Last mission to repair the Hubble telescope Hubble space telescope discoveries have enriched our understanding of the cosmos. In this special report, you will see facts about the Hubble space telescope, discoveries it has made and what the last mission's goals are.
For their own good
Fifty years ago, they were screwed-up kids sent to the Florida School for Boys to be straightened out. But now they are screwed-up men, scarred by the whippings they endured. Read the story and see a video and portrait gallery.
Fill out this form to email this article to a friend
Schools hear a boomer echo
Grandchildren of baby boomers will create an attendance spike within a decade.
By LETITIA STEIN, Times Staff Writer
Published October 28, 2007
TAMPA - Merey Giglia recalls having a miserable 14th birthday the day after John F. Kennedy's assassination.
Later, as a mother, she took her children to Chuck E. Cheese's. When the nest emptied, she and her husband remodeled.
An early baby boomer, Giglia is approaching her next milestone - her first grandchild, a girl due within days of her 58th birthday next month.
"I think it really hasn't hit yet," said Giglia, a secretary for the Hillsborough school district.
District officials know the feeling. While Giglia hopes offers of free babysitting will lure her son back to Tampa, school planners are bracing for a wave of baby boomer grandchildren.
Births are on the upswing in Hillsborough, and across the state. In their long-range plans, district officials are calling for building 21 elementary schools between 2017 and 2028. They're attributing the need to baby boomer grandchildren.
The U.S. Education Department has projected a similar trend. In a 2000 report, it anticipated a "millenni-boom" resulting from the rising number of births between 2010 and 2028.
"It's starting now. It's the cusp," said local demographer Jim Hosler, a consultant for the school district. "It's probably not going to hit full force for another five years or so."
Hosler has a personal perspective. Born in the middle of the baby boom in 1952, he put off having children for years, like many of his generation. His son, now 21, is a so-called echo boomer.
Hosler thinks a grandchild is a possibility within the next five years. That would place a child in the school system around a decade from now.

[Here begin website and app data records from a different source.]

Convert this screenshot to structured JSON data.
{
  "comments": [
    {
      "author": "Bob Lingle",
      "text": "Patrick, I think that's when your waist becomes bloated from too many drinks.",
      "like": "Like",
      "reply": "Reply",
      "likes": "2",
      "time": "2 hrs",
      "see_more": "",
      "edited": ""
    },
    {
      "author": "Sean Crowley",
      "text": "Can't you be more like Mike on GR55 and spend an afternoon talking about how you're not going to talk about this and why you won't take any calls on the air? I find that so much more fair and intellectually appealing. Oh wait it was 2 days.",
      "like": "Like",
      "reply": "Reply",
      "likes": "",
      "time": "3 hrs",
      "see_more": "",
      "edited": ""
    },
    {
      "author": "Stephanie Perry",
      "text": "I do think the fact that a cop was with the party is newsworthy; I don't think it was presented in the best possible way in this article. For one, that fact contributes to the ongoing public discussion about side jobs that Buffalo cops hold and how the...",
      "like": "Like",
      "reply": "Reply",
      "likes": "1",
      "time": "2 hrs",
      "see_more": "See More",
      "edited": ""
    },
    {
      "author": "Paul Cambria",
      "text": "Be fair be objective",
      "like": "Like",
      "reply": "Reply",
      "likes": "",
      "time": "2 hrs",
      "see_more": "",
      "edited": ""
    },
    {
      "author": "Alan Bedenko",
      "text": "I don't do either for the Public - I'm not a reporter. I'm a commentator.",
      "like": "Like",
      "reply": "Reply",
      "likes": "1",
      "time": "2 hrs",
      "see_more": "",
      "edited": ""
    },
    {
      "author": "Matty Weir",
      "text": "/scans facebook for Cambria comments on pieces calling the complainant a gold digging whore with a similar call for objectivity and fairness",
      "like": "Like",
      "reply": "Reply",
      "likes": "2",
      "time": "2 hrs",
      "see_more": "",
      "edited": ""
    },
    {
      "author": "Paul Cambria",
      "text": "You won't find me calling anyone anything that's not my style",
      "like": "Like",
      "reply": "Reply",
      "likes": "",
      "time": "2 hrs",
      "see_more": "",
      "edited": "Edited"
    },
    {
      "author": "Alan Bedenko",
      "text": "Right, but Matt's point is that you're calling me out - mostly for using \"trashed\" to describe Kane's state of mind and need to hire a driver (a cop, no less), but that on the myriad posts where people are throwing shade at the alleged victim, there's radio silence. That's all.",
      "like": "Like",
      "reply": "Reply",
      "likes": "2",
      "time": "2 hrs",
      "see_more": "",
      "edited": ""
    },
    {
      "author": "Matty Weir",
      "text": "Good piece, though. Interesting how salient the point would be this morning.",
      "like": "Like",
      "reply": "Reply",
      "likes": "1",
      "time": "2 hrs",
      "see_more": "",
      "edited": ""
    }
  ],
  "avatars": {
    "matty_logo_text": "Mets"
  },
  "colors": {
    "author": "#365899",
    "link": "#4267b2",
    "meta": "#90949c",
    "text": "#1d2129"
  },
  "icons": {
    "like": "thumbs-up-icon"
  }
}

You can read the tea leaves among boomer celebrities. Comedian Billy Crystal has written about becoming a grandparent. Presidents Bill Clinton and George W. Bush have adult children, but no grandbabies yet.
That said, multidecade generations don't spawn in tidy packages. Some boomer grandchildren are mixed in with today's youths. Others won't be born for decades.
The population effect weakens over time, experts say. Foreign immigrants and their children are another factor driving the future generation. In Florida, movement from other states also figures into population changes.
"You may have an echo of the echo, but as the generations pass it tends to become more muted," said Stan Smith, director of the Bureau of Economic and Business Research at the University of Florida.
No one quite knows what to expect from the coming generation. Baby boomers set high standards for educational expectations. Their grandchildren will be tech-savvy gurus of the Internet and cell phone age.
Woody Carlson, a sociology professor at Florida State University, expects the children of today's boomers will continue to start their families later and have fewer children.
"But that's a long way out there," he said. "They're just getting started, so we don't know where they're going yet."
Times researchers John Martin and Shirl Kennedy contributed to this report. Letitia Stein can be reached at email@example.com or 813 226-3400. For more education news, visit the Gradebook at blogs.tampabay.com/schools.
Experts disagree slightly on the years separating younger generations, but these are the outlines.